While we in the West continue to be anxious about the pace of the economic recovery, from China and India all the way to Sub-Saharan Africa, the excitement of a new generation – no longer held back by the economic, technological and personal limitations of their parents’ generation – is palpable.
Masked beneath all the talk about the global financial crisis, an even bigger phenomenon is at work, one that in due course will overpower the memory of the current crisis. That phenomenon is the unleashing of the global entrepreneurial capabilities of the bottom half – or rather, two-thirds – of humanity.
As a result, a great rebalancing is under way. While Westerners are in for more uncertainty, people in the developing world who have had to live with significant uncertainty for many decades, if not centuries, now find themselves moving in the opposite direction.
The scope of entrepreneurial innovations is truly breathtaking. Companies like China’s BYD are keen not just to blanket rural China, but plenty of other parts of the developing world, with their distributed energy solutions backed up by local battery stations. The company is using solar and wind energy to reach areas far away from any national electric grids and power lines.
In Africa, ordinary consumers are now able to pay their bills and purchase goods and services using their mobile phones instead of cash, thanks to innovations by companies such as South Africa’s MTN. In India, the startup EKO India Financial Services has transformed the concept of microlending into microsaving. The firm’s founders saw the opportunity to provide India’s urban migrants with a low-cost, secure way of saving money and sending money back home to their families.
In other regions, entrepreneurs are using their knowledge of the tastes and preferences of local consumers to challenge the long-standing dominance of multinational firms from the United States and Europe. In Brazil, Natura – a company that manufactures skin and hair care products, cosmetics and fragrances – has displaced the Avon Lady with the Girl from Ipanema. Since 2006, the company has outsold Avon in Brazil – and its 800,000 “consultants” sell Natura’s products door-to-door from Argentina to Mexico.
Innovators and entrepreneurs in the developing world have a powerful advantage: They can often start from a clean slate and engage in leapfrogging strategies. On a broad scale, the story of mobile technology obviating the need to install a nationwide fixed-line network is going to play itself out in sector after sector and country after country.
Similarly, on the frontlines of health and life sciences, companies hailing from emerging markets are utilizing their inherent advantage of not being hemmed in by an overpowering, innovation-stifling regulatory infrastructure to come up with some truly game-changing concepts and innovations.
That is especially true for emerging market nations endowed with huge populations. Their internal market size makes investments potentially much more profitable – by allowing for the rapid scaling-up of innovations upon successful deployment.
For Westerners, accustomed to having been at the top of the global economic pyramid, this profound transformation of global entrepreneurial fortunes will require an acute rethinking. We will need to come to terms with a world where innovation is no longer considered synonymous with Silicon Valley and other icons of Western success.
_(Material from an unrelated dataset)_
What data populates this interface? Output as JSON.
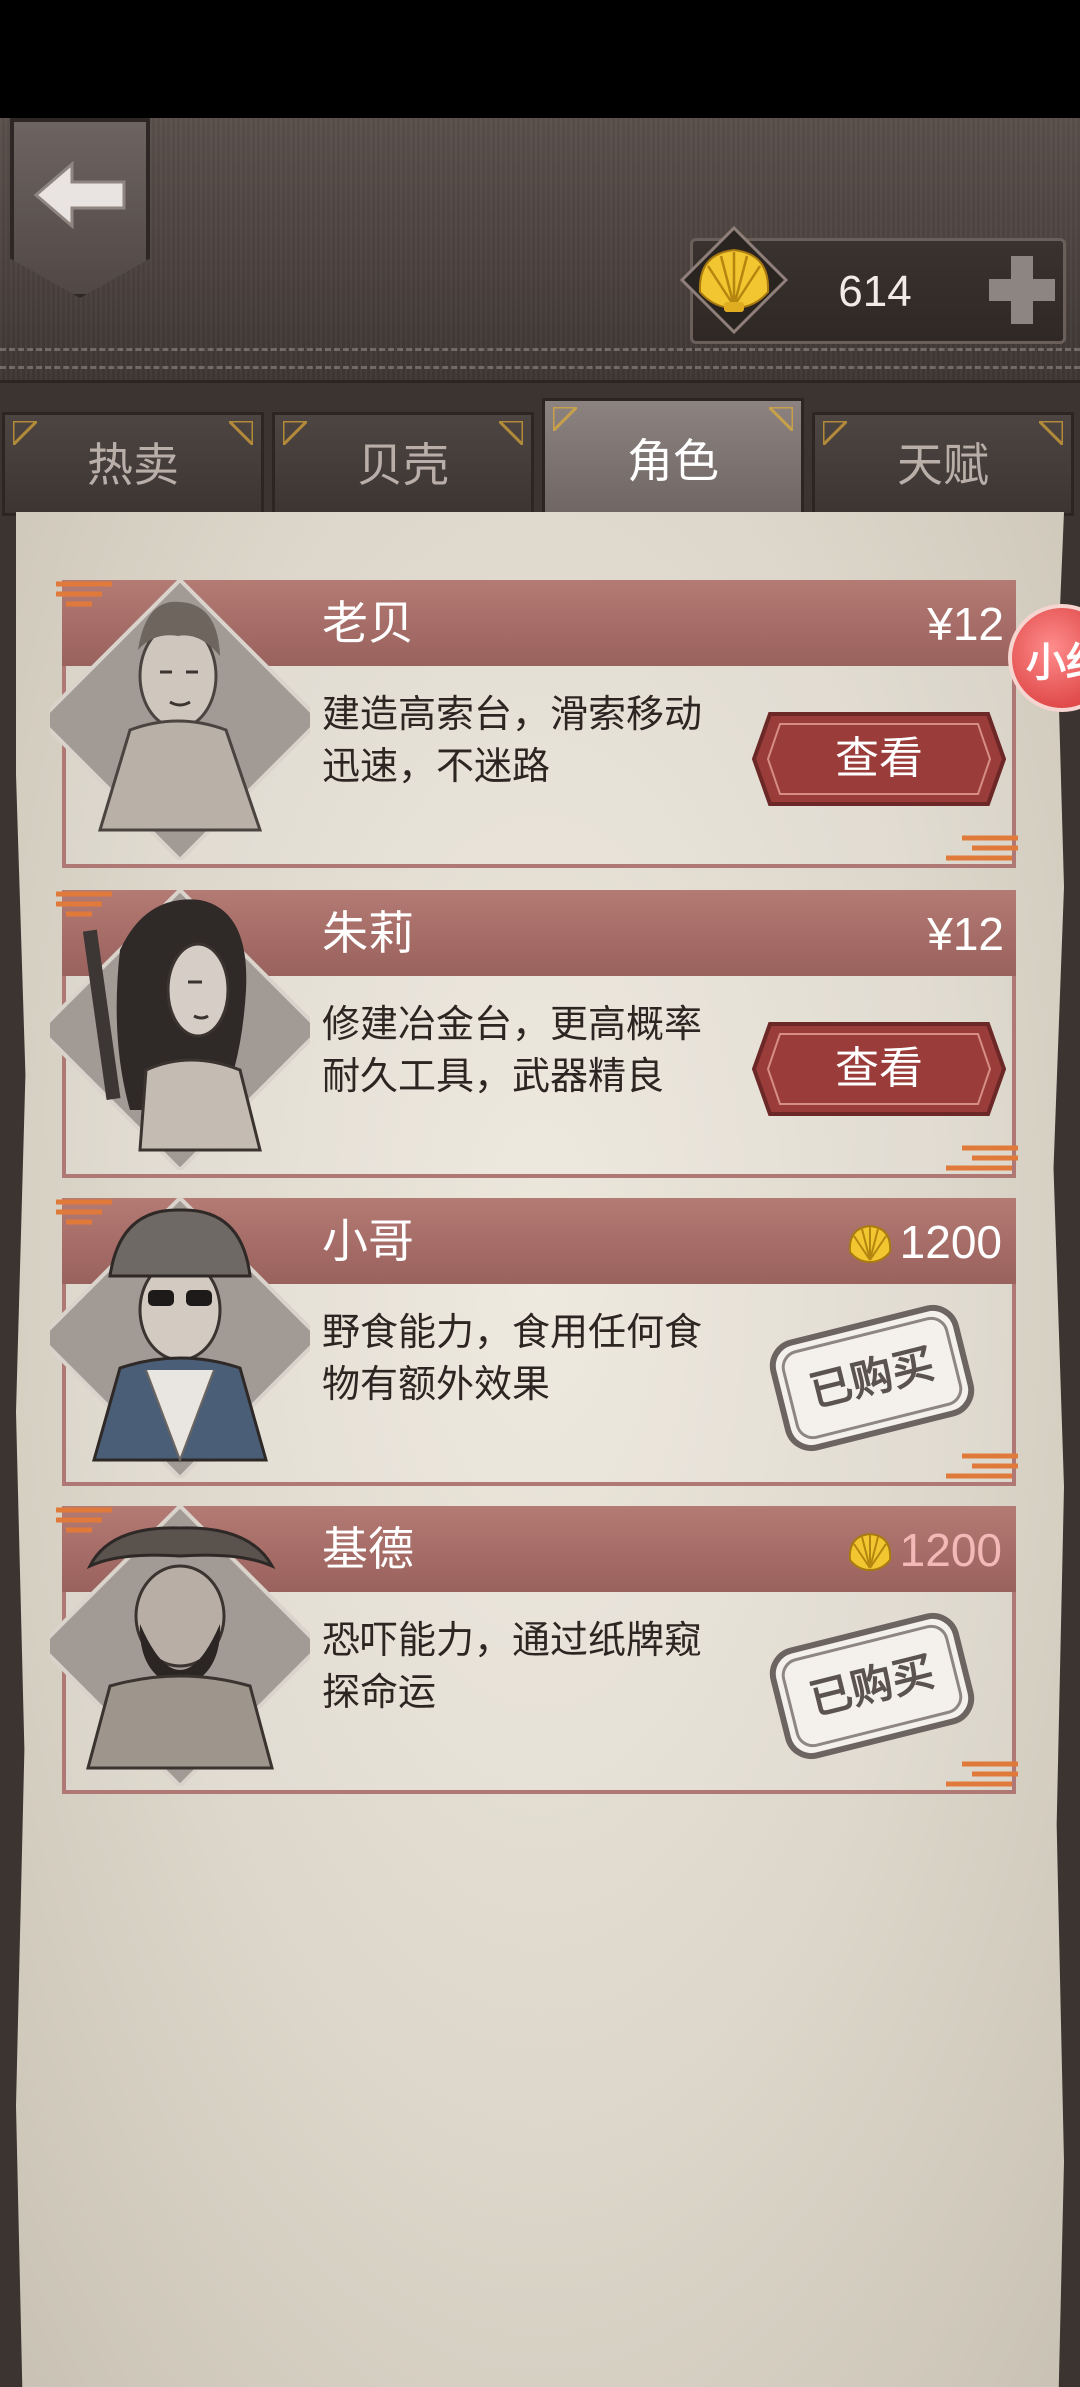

While the United States, in particular, can take credit for having been a crucial element in, and perhaps the catalyst of, this global wave of entrepreneurship, it will need to work extra hard, and smart, to preserve its position in the global vanguard.
All of this has led some to ask whether the West’s entrepreneurship-driven job creation machine is slowing down at the precise moment when we need it to create jobs and get us out from under a mountain of debt.
The challenge for Western entrepreneurs is to think bottom-up rather than top-down. For too long, so much entrepreneurial activity has focused on the needs and desires of the one-sixth of the world’s population that lives in rich economies. Finding new entrepreneurial ways to focus on the emerging markets’ needs – and responding to their more natural focus on resource constraints – will yield tremendous business opportunities all over the globe.
The demand is certainly there, from billions of people. That is why I have an abiding sense that we are still stuck in an era similar to that of the horse and buggy, when – prior to the arrival of the internal combustion engine – Manhattan’s biggest worry was that it would be buried in horse manure. What was true of innovative personal mobility solutions back then is true for today’s key challenges, such as food security and alternative energy. We don’t even fully know what we don’t know – and what we still need to discover.
Constantly pushing those boundaries, asking radical questions and prodding policymakers to get out of the way is what entrepreneurs do. The best of global entrepreneurship is yet to come.
The author is president and CEO of the Kauffman Foundation.
Source: China Daily